January 19, 2015
The Battle Over Border Accountability
Avoiding Operational Control
Glenn Spencer, American Border Patrol -- January 19, 2015
Chairman Candice S. Miller - Opening Statement -- February 15, 2011
Homeland Security Secretary Janet Napolitano recently said, “...it's important to recognize that ‘operational control' is a very narrow term of art in Border Patrol lingo.”.... It does not take into account infrastructure. It does not take into account technology, which is a force multiplier.” Moreover, she said that operational control “should not be construed as kind of an overall assessment of what's happening at the border.”
If that is true then I ask: what should we be using to gauge the effectiveness of our efforts to control the border? How can we reassure the American people that their federal government is in fact accomplishing one its primary missions?
At the same hearing...
Rep. Jeff Duncan (R-SC): “But what I would like to try to get to is a further understanding from you of what operational control really means.”

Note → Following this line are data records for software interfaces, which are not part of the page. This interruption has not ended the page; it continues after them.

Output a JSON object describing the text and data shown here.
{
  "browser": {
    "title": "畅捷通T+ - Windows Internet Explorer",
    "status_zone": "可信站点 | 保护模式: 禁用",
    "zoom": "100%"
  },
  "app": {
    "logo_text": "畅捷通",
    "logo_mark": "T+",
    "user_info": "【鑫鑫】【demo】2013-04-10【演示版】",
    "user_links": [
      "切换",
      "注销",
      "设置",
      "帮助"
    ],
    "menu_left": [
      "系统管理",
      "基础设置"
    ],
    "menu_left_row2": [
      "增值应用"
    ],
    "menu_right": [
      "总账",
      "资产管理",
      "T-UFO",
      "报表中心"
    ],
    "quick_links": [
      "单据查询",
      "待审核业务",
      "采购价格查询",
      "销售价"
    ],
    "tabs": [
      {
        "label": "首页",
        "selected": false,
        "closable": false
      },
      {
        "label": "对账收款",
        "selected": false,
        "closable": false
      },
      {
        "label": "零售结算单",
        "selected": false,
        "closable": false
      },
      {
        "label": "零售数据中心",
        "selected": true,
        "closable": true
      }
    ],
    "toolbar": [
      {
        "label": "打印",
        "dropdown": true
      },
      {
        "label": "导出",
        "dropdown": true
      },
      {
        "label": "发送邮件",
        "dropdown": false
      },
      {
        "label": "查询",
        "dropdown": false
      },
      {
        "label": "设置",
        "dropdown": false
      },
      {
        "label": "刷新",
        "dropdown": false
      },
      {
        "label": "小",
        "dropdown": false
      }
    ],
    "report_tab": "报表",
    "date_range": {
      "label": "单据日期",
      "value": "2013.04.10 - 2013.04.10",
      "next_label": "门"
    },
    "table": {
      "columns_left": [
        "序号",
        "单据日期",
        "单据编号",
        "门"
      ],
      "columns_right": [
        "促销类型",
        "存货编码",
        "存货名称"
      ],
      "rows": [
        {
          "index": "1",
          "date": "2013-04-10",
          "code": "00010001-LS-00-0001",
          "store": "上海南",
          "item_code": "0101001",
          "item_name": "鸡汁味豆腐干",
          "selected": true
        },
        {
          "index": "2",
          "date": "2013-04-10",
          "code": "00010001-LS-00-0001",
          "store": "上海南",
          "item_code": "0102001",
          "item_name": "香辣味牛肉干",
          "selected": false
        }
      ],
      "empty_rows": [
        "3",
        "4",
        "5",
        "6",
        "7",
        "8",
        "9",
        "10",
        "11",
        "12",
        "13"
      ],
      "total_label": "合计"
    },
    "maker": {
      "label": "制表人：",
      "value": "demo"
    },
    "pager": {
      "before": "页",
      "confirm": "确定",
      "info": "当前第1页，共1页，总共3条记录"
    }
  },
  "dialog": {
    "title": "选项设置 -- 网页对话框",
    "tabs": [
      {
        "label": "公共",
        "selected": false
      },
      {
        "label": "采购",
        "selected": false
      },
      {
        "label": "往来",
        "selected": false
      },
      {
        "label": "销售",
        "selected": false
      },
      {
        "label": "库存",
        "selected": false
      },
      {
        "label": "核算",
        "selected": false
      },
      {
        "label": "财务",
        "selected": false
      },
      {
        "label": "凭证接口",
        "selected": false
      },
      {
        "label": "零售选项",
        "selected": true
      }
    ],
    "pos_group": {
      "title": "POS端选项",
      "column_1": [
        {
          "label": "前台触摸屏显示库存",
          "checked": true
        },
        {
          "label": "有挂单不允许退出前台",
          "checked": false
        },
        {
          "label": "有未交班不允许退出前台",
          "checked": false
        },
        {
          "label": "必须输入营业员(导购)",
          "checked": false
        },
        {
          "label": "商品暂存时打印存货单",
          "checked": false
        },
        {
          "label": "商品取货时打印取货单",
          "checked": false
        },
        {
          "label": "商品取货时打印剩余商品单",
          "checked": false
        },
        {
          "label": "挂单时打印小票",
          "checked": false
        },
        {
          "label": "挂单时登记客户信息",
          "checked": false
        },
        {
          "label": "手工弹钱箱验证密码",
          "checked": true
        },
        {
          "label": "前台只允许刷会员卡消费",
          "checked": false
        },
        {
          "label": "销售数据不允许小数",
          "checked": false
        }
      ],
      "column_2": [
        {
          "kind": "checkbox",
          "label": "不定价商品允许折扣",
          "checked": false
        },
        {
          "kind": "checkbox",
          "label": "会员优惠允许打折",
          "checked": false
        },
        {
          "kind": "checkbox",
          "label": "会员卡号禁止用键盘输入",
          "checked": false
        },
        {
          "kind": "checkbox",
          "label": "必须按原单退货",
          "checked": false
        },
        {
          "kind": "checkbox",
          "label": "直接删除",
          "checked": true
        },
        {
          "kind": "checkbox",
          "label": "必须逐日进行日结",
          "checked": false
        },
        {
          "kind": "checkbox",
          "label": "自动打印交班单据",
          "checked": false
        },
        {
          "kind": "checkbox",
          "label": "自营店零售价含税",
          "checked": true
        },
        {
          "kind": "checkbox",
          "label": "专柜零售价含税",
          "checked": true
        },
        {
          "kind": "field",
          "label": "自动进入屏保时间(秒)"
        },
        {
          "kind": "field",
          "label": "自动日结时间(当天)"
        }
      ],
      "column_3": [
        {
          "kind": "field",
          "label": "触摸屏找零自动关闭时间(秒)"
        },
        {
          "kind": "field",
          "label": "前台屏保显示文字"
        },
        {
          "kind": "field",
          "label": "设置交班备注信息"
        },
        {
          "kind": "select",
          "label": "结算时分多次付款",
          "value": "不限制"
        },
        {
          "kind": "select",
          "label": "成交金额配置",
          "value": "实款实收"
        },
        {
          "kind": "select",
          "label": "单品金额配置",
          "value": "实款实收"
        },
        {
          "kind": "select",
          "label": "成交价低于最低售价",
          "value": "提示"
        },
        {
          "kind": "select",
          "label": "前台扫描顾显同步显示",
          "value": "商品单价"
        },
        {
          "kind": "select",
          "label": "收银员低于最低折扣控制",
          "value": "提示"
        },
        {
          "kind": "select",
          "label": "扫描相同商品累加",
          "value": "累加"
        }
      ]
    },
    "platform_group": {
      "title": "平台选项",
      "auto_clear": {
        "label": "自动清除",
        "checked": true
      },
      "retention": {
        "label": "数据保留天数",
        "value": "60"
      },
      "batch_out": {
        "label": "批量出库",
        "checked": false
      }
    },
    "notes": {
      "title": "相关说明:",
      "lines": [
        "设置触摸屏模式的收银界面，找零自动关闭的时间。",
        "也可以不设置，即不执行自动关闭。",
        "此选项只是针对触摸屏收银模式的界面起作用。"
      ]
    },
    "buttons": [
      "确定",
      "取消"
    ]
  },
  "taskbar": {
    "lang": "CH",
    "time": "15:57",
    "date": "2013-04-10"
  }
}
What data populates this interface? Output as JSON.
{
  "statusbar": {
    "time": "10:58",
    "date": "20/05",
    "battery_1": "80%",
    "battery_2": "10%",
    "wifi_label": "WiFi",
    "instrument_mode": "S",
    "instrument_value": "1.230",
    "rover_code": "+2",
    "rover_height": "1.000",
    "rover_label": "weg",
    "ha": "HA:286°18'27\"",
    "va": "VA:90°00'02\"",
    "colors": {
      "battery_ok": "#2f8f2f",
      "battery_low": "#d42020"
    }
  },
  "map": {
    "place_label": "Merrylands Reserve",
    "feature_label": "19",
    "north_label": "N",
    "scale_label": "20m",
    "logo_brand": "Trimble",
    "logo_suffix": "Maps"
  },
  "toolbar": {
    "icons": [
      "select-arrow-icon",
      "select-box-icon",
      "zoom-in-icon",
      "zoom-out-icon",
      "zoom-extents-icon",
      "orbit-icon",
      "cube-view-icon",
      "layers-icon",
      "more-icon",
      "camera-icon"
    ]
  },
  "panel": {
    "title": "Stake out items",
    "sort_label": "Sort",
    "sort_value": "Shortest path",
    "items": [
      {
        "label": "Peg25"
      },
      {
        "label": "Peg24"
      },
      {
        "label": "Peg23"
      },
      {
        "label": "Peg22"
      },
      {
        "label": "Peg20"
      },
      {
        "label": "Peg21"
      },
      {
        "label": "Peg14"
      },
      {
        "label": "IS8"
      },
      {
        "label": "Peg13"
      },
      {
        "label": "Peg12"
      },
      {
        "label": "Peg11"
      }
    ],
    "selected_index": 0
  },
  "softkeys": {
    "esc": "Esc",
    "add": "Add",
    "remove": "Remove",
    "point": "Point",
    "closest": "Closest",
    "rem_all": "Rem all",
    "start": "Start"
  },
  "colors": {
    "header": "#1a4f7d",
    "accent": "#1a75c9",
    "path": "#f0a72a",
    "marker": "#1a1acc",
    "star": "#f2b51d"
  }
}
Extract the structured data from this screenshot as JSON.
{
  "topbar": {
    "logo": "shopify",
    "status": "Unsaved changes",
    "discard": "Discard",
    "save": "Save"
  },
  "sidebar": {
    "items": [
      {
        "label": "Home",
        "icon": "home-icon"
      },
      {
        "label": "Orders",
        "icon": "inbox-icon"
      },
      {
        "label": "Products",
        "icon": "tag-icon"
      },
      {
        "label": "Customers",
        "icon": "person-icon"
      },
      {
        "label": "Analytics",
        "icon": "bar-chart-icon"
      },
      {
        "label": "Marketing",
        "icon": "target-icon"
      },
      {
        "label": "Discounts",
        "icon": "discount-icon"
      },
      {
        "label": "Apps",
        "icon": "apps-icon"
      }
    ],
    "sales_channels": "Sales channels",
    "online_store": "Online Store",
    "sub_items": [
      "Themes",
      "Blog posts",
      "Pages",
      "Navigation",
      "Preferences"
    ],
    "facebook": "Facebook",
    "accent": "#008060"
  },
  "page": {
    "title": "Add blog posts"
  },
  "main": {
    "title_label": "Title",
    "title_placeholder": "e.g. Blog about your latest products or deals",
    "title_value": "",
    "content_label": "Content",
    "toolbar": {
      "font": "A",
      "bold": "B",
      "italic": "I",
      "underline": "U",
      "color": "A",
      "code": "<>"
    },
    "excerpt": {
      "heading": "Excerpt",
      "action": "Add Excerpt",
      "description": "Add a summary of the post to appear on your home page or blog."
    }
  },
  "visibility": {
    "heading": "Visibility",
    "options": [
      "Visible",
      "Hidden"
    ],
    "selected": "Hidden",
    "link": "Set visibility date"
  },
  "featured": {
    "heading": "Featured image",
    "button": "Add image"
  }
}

Border Patrol Chief Fisher: “Congressman, I will say that part of our overall mission is to substantially increase the probability of apprehension of those people that seek to do harm to this country."
Chief Fisher was fully aware that congress said operational control "... means the prevention of all unlawful entries into the United States..." -- but he and others in DHS management don't like that idea.
For years bureaucrats at the DHS have deliberately refused to accept the legal definition of border security. They know "If you can't measure it, you can't improve it".
The new border bill -- HR 399 -- specifically prohibits presidential appointees from even reviewing metrics proposed to be used for border accountability (page 25, line 14).
Chairman McCaul is finally taking the accountability issue head-on - thanks to the great work of Chairman Candice Miller.